If you cannot afford to pay the tax bill and you don’t have any assets that you can liquidate, the IRS may agree to reduce your tax liability and settle for less than you owe. Getting an offer in compromise is generally only possible if your offer represents the most that the IRS could collect if it enforced collections against you.
Get currently not collectible status
The IRS will stop collection actions against you if you prove that you cannot afford to pay the tax debt. Then, the agency will mark your account as currently not collectible, and it will review your situation every few years to see if anything changes.
Don’t ignore Notice CP503. If the IRS has sent this notice, the agency will get serious about your tax debt if you don’t make arrangements for the unpaid balance. To talk about additional options, contact us directly.
What to Expect When the IRS Sends You Tax Debt Notices
Typically, the IRS sends out notices on a six-week cycle. Once you receive an initial notice about your unpaid balance from the IRS, you should expect to see the next notice in six weeks. The only way to stop this cycle is to make payment arrangements on your back taxes.
If you don’t pay your taxes, the IRS will send you a CP14 notice alerting you about the tax debt. Then, the agency will send a CP501 notice. This is a reminder that you still have unpaid taxes.

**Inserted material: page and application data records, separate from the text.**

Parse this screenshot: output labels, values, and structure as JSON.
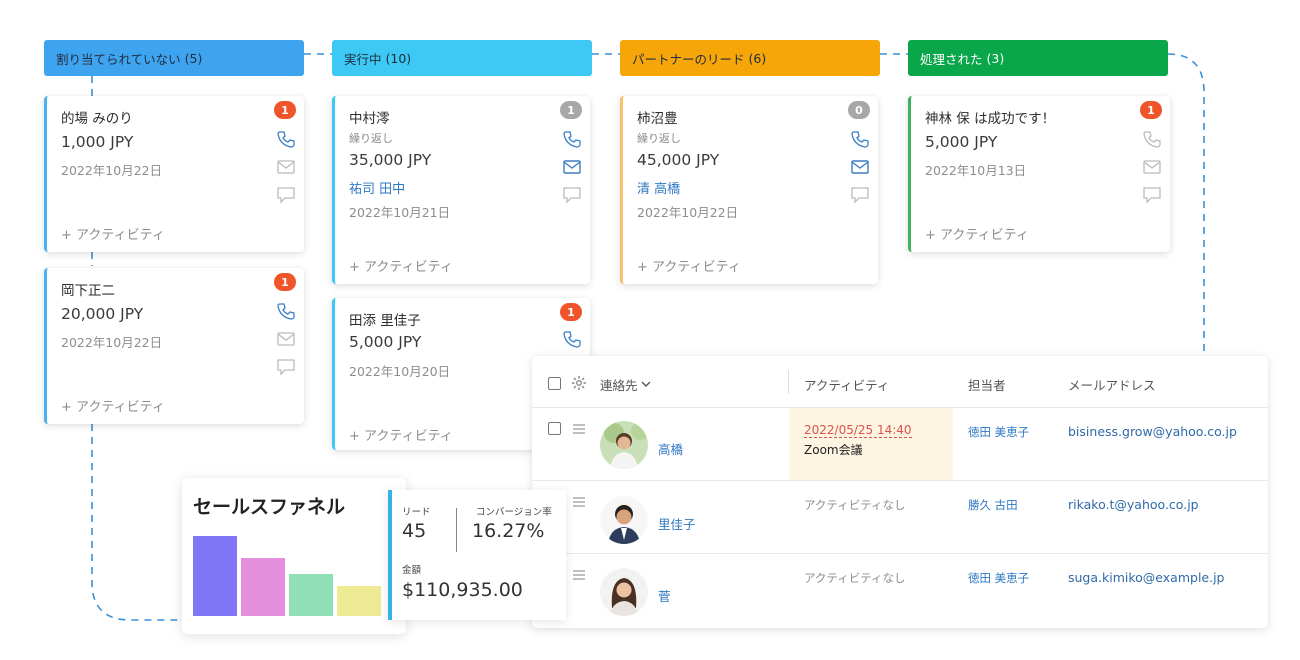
{
  "columns": [
    {
      "label": "割り当てられていない",
      "count": "(5)",
      "color": "#3fa4ef"
    },
    {
      "label": "実行中",
      "count": "(10)",
      "color": "#3ec9f4"
    },
    {
      "label": "パートナーのリード",
      "count": "(6)",
      "color": "#f6a609"
    },
    {
      "label": "処理された",
      "count": "(3)",
      "color": "#0aa64a"
    }
  ],
  "cards": {
    "c1": {
      "name": "的場 みのり",
      "badge": "1",
      "amount": "1,000 JPY",
      "date": "2022年10月22日",
      "activity": "+ アクティビティ"
    },
    "c2": {
      "name": "岡下正二",
      "badge": "1",
      "amount": "20,000 JPY",
      "date": "2022年10月22日",
      "activity": "+ アクティビティ"
    },
    "c3": {
      "name": "中村澪",
      "badge": "1",
      "sub": "繰り返し",
      "amount": "35,000 JPY",
      "person": "祐司 田中",
      "date": "2022年10月21日",
      "activity": "+ アクティビティ"
    },
    "c4": {
      "name": "田添 里佳子",
      "badge": "1",
      "amount": "5,000 JPY",
      "date": "2022年10月20日",
      "activity": "+ アクティビティ"
    },
    "c5": {
      "name": "柿沼豊",
      "badge": "0",
      "sub": "繰り返し",
      "amount": "45,000 JPY",
      "person": "清 高橋",
      "date": "2022年10月22日",
      "activity": "+ アクティビティ"
    },
    "c6": {
      "name": "神林 保 は成功です！",
      "badge": "1",
      "amount": "5,000 JPY",
      "date": "2022年10月13日",
      "activity": "+ アクティビティ"
    }
  },
  "table": {
    "headers": {
      "contact": "連絡先",
      "activity": "アクティビティ",
      "owner": "担当者",
      "email": "メールアドレス"
    },
    "rows": [
      {
        "name": "高橋",
        "activity_date": "2022/05/25 14:40",
        "activity_title": "Zoom会議",
        "owner": "徳田 美恵子",
        "email": "bisiness.grow@yahoo.co.jp"
      },
      {
        "name": "里佳子",
        "activity": "アクティビティなし",
        "owner": "勝久 古田",
        "email": "rikako.t@yahoo.co.jp"
      },
      {
        "name": "菅",
        "activity": "アクティビティなし",
        "owner": "徳田 美恵子",
        "email": "suga.kimiko@example.jp"
      }
    ]
  },
  "funnel": {
    "title": "セールスファネル",
    "bars": [
      {
        "value": 1.0,
        "color": "#8075f5"
      },
      {
        "value": 0.72,
        "color": "#e38fdd"
      },
      {
        "value": 0.53,
        "color": "#91e0b5"
      },
      {
        "value": 0.38,
        "color": "#efeb94"
      }
    ]
  },
  "stats": {
    "leads_label": "リード",
    "leads_value": "45",
    "conversion_label": "コンバージョン率",
    "conversion_value": "16.27%",
    "amount_label": "金額",
    "amount_value": "$110,935.00"
  },
  "icons": {
    "phone": "phone-icon",
    "mail": "mail-icon",
    "comment": "comment-icon",
    "gear": "gear-icon",
    "drag": "drag-handle-icon"
  }
}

The CP503 is your last reminder before the IRS starts getting serious.
If you don’t respond to this notice, the IRS will issue a federal tax lien if it hasn’t done so already. A tax lien is the government’s legal claim to your assets, making it impossible to sell or borrow against your assets. The next IRS notice is the CP504. This is the Final Notice of Intent to Levy.
You have 30 days to respond, and if you don’t, the agency will start to levy your assets. The IRS can seize the funds in your bank account, garnish your wages, and levy your real and personal assets. Unlike other creditors, the IRS doesn’t have to get a judgment against you. As long as it sends the proper notices, it can levy nearly any of your assets.
CP503 Vs. CP503H
In some cases, you may receive IRS notice CP503H. Like the standard notice, this is a reminder that you have unpaid taxes. However, this notice is for the shared responsibility payment, which is the penalty for not having health insurance.
Note that as of 2019, the IRS stopped assessing this penalty. However, you may still receive a notice if you owe the penalty for a precious year. The IRS cannot levy your assets or issue liens for the shared responsibility payment, but the agency can seize your tax refunds.
How to Learn More About IRS CP503
If you have questions about this notice, you can reach out to a tax professional directly, or visit irs.gov/cp503. This directs to the IRS web page about this notice. You can also call the IRS.
Unfortunately, however, this letter usually comes from the IRS’s automated collection system (ACS). If you get ACS letters, it means that your account has not been assigned to a revenue agent. As a result, if you call the number on the notice, you’ll get routed to the first person who answers the phone in an IRS call center.
These employees aren’t specifically focused on your account. Typically, the first time they see your account is when you call in and ask for help. That lack of familiarity can often compromise the results that you get. To ensure you find the best solution for your issue, you may want to reach out to a tax professional.
Get Help With Notice CP503
Have you received a CP503 notice? Don’t worry, you still have time to resolve your tax debt before the IRS starts taking your assets or garnishing your wages, but you need to act quickly. If you don’t respond to this notice, you will incur additional penalties, and the IRS will move forward with the collection process.
We can help you respond to this notice and find relief for your tax problems. The IRS has numerous programs to help taxpayers who have gotten behind. We can help you deal with the IRS, and we will exhaust all possibilities to find you the best resolution possible. To learn more, contact us today.